Webinar participants also heard about useful online resources such as the OpenStreetMap, a collaborative online map built on the model of Wikipedia, and General Transit Feed Specification data which allows transit schedules to be compiled from various providers. These can help to better represent road, public transit, walking and biking trips.
In addition to assessing regional travel and air quality impacts, the NJTPA model is adapted by partner agencies and subregions for use in predicting local effects such as land use changes. Any upgrades to the NJTPA model would consider these functions. As highlighted in the webinars, added complexity would require more data, computing power and staff time, but could strengthen the ability of planners and policy makers to understand the choices and needs of the traveling public.
Webinar presenters included the New York Metropolitan Transportation Council and the Delaware Valley Regional Planning Commission; metropolitan planning organizations in Baltimore, Atlanta, San Francisco, Dallas/Fort Worth, Portland (Oregon), and Seattle; and the North Carolina DOT, which conducts modeling for Charlotte. Partners from NJTPA subregions, NJ TRANSIT, the New Jersey Department of Transportation, the Port Authority of NY and NJ, and Federal Highway Administration participated. The webinars were held on March 11th, March 23rd, April 8th and April 22nd.
Posted: 4/22/2020 10:59:14 AM
On March 21, New Jersey Governor Phil Murphy issued a stay-at-home order for nearly all of the state's 9 million residents.

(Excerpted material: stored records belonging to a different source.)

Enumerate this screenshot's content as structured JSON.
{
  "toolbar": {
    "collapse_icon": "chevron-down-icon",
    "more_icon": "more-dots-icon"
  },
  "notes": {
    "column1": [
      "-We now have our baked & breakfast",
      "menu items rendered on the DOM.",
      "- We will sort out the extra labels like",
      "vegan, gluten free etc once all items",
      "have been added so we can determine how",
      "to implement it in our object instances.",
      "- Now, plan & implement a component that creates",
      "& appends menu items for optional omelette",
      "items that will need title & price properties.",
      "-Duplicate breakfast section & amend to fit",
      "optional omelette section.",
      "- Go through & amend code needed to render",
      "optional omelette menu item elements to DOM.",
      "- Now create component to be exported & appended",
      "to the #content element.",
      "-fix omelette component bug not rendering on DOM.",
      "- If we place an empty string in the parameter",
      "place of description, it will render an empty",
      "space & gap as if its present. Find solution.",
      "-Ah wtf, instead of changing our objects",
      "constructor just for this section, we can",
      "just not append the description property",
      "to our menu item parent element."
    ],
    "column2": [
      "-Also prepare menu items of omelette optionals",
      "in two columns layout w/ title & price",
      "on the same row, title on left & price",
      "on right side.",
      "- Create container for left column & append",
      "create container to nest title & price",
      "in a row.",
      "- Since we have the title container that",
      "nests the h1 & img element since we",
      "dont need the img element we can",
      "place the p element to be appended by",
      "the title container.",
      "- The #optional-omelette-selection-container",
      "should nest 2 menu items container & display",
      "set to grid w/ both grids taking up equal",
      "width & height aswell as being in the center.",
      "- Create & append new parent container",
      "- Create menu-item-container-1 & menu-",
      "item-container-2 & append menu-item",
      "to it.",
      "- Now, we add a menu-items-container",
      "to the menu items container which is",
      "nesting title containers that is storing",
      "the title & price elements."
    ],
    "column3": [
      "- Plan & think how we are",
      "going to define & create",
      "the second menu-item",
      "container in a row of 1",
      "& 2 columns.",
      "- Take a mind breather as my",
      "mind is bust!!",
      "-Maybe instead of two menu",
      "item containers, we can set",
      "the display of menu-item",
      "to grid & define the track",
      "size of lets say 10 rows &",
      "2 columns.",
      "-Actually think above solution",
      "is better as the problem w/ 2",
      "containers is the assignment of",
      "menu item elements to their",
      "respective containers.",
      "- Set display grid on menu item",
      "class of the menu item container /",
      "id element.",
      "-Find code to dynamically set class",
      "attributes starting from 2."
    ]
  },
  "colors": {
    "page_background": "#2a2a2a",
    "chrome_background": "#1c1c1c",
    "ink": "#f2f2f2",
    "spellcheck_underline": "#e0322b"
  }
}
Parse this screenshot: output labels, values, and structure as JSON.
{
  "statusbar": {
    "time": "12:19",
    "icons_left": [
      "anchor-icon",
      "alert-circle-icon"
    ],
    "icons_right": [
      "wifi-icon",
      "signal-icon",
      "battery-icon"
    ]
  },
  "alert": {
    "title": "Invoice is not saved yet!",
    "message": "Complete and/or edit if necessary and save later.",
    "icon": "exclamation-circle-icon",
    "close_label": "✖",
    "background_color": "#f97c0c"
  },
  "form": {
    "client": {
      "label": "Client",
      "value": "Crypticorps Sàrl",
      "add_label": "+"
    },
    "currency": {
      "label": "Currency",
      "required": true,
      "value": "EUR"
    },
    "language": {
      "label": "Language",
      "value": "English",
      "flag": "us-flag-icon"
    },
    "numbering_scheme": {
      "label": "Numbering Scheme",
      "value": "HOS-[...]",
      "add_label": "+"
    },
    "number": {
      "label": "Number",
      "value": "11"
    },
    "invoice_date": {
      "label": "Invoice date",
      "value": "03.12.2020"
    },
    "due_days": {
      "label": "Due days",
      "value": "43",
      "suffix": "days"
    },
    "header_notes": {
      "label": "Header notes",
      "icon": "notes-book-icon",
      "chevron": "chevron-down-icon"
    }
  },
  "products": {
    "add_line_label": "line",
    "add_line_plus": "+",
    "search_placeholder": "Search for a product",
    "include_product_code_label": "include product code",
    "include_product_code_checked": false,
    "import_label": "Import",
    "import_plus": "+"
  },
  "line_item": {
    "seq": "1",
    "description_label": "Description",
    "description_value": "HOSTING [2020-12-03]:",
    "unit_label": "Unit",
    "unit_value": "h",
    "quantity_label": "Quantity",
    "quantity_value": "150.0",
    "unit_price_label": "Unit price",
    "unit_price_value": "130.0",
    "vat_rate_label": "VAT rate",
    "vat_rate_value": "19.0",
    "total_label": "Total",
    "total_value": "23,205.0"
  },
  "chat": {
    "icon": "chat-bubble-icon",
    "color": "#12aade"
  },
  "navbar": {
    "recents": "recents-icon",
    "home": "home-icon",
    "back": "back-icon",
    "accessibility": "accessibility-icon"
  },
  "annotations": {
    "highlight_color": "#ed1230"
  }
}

In the week following, people took the order very seriously, with about 45 percent staying at home.
Analysis by the University of Maryland Transportation Institute indicates that New Jersey had the highest increase in the percentage of people staying at home during the week after a statewide order — a 13 percent increase from the previous week (the next highest were New York, Illinois and California at 11 percent).
The Institute’s ongoing analysis of nationwide travel behavior during the pandemic crisis draws on privacy-protected data from mobile devices, government agencies, health care systems, and other sources. An online interactive analysis tool provides a wealth of data about the travel impacts of the crisis. It is updated daily.
The analysis indicates that New Jersey residents are practicing a level of social distancing and travel reduction in keeping with the devastating impacts of the pandemic experienced here – second in the nation in COVID-19 fatalities. As of April 14, the state scored 65 on an index of social distancing compared to 52 for the nation overall. The index considers stay-at-home behavior and reduction in trips, among other factors.
The percentage of people in New Jersey staying at home increased from 34 percent in the week prior to the Governor’s announcement to 47 percent in the second week of April. Miles travel per person per day dropped 30 percent to 16.8 miles over the same period.
The three counties hardest hit by the illness – Bergen, Hudson and Essex – have stay-at-home rates over 50 percent. A county-by-county breakdown is compiled here .
The Maryland researchers find that nationwide there has been a lack of progress in getting more people to comply with social distancing and reduced travel.. A press release notes: “The percentage of people staying home nationwide increased from 20 percent to 35 percent at the onset of COVID-19 in mid-March but then stagnated at 35 percent for three weeks, despite skyrocketing new COVID-19 cases.”